Assuming it’ll be safe in October, Austin City Limits Musical Festival will get an A for existence. No doubt Weekend 1 sold out the same day the lineup was released, in part, for this very reason. People are hungry for the wild, sense-overloading normalcy of a festival, and had William Hung headlined this thing, it still wouldn’t have had any trouble selling.
First thought: It’s not the most explosively compelling lineup in ACL history, but it’ll do.
My second through 38th thoughts (estimated) follow below, with grades and notes for three groups: the headliners, the non-local “supporting actors,” and the local acts.
The roster: George Strait, Billie Eilish, Stevie Nicks, Miley Cyrus, Rufus du Soul, Dababy, Erykah Badu
Yes, there’s star power. Yeah, there’s the eclecticism ACL goes for. There’s also the ACL-trademarked mix of superstars of the moment, aged legends of their genres and a few acts that can credibly serve as an alternative headliner for your Straits and Mileys.
If you’re a rock fan first and foremost, though, you’ve got to feel at least a little lowballed. Waving that flag most promisingly is Eilish, who was impressive as an early-evening feature two years ago, when some asshole stole her ring. Now 19, she’ll be several months past the drop of a new record that will undoubtedly sell enough to buy her thousands of fancier replacement rings. Giving her and bro/producer Finneas a headliner’s tools to set a mood could lead to something dark, weird and inspiring. Nicks does have that heaven-and-smoke voice loved by millions, with charisma to match. Miley is ably carving out her pop-queen-with-a-rock-seasoning niche (and image). While I admire her vocal ability and the adult performer she’s become, that’s all undercut by the fact I simply have no use for at least 80% of her most well-known songs.
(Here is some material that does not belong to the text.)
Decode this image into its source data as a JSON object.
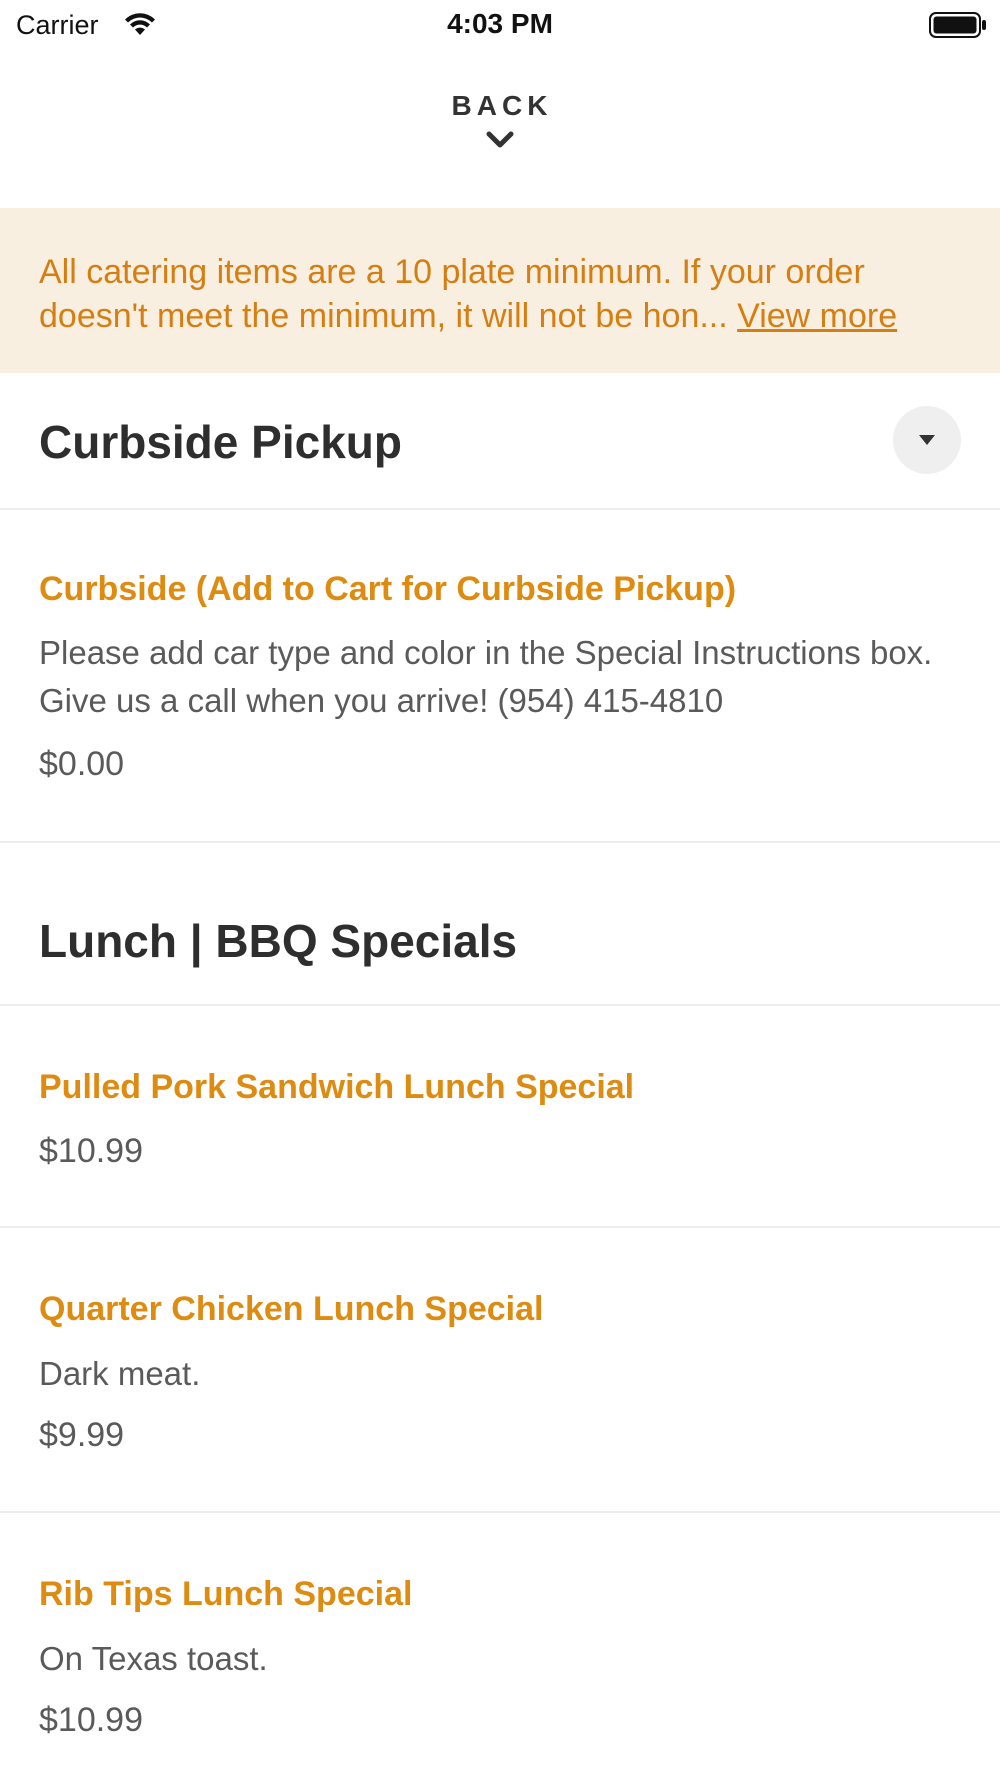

Speaking of rock stars, Mr. “Rockstar” himself, Dababy, is a reasonable headliner rep for the genre that produces today’s Mick Jaggers and Stings. But for such a preeminent genre as hip-hop, does he go further than “reasonable” as its sole rep on the poster’s top (well, side) line? Not sure. Although this isn’t the case for yours truly, top-billed Strait will excite many Boomers and Xers who have already snatched up tickets (judging by Weekend 1 selling out within hours). He turned 69 this week, and lest you think he might have a few too many dark rings around the stump, note that he’s seven years younger than Sir Paul McCartney was when he headlined three years ago. People here still flock to Willie, after all. For me, though, I just don’t see this group producing any quandaries when you’re faced with a headliner scheduling conflict. Eilish is a must; the rest float between negotiable and missable.
Notables (non-local): Megan Thee Stallion, Doja Cat, Band of Horses, Machine Gun Kelly, Greta Van Fleet, St. Vincent (W1), Modest Mouse, Phoebe Bridgers, Future Islands, Tanya Tucker (W1), Durand Jones & the Indications (W2), Hinds (W2), Holly Humberstone, Claud, White Reaper, 070 Shake
This could’ve been a B+ if not for a few whiffs pretty close to the top of the poster. There’s little that could end up pushing me toward whatever stage Retread Zeppe… I mean, Greta van Fleet ends up on, and I have little patience for Machine Gun Kelly’s bro-y punk-hop vocal stylings or Jack Harlow’s mega-hit “Whats Poppin” … although the latter does fill an important niche in peppering a hip-hop song with basketball references. There aren’t enough of those out there.
Anyway, if Megan Thee Stallion shows this time, this crew (and others not listed) should collectively still make for some exciting afternoons and early evenings. St. Vincent’s set at the 2019 festival was a futuristic-looking hoot with compelling visuals. Doja Cat can sing and rap, and seems to have a show-woman’s aura. Down the poster, Spanish rockers Hinds are one of the better garage-y outfits to emerge in the past 5-6 years. They took their sound in a more stadium-y pop direction on last year’s The Prettiest Curse, so it’ll be interesting to see if they have a stage presence to match this time around.
Notables: Black Pumas, Heartless Bastards (W2), Riders Against the Storm (W2), Dayglow, Blk Odyssy (W2), Sir Woman (W1), Charley Crockett, Missio, Mike Melinoe (W2), Shiela (W2), Nane
Quick personal story, friends. On a Saturday in April 2018, I hit a $5 show at the Scoot Inn. The show was indoors, the crowd intimate, the proceeds going to a local music education charity in east Austin. Setup for each of the three young bands was extremely minimalist. The Scoot Inn’s interior, of course, had scarcely more light than your average seance.
Basically, this felt like a “neighborhood” show: a young crowd, maybe 50 people in attendance, tops, at the height of the night, a whisper’s version of an Austin live music showcase.
The opener was Shiela. The second act was Kady Rain. Three years later — following Rain’s 2019 appearance at Zilker — both of them have now graduated to ACL performer. You’ve got to love the possibilities this town offers.
Anyway, this grade for the locals is as much about representing Austin’s diversity of style as it is about the quality of the music (which is considerable in its own right). And this roster boasts pretty much everything, with veteran-rock money in Heartless Bastards, new soul-rock money (serious money) in Black Pumas, talented rappers like Riders Against the Storm and Mike Melinoe, Dayglow’s alt-pop, Charley Crockett’s country, Shiela’s satin-smooth R&B and more. No real complaints to be had here — even as my own verdict on Dayglow is incomplete and evolving.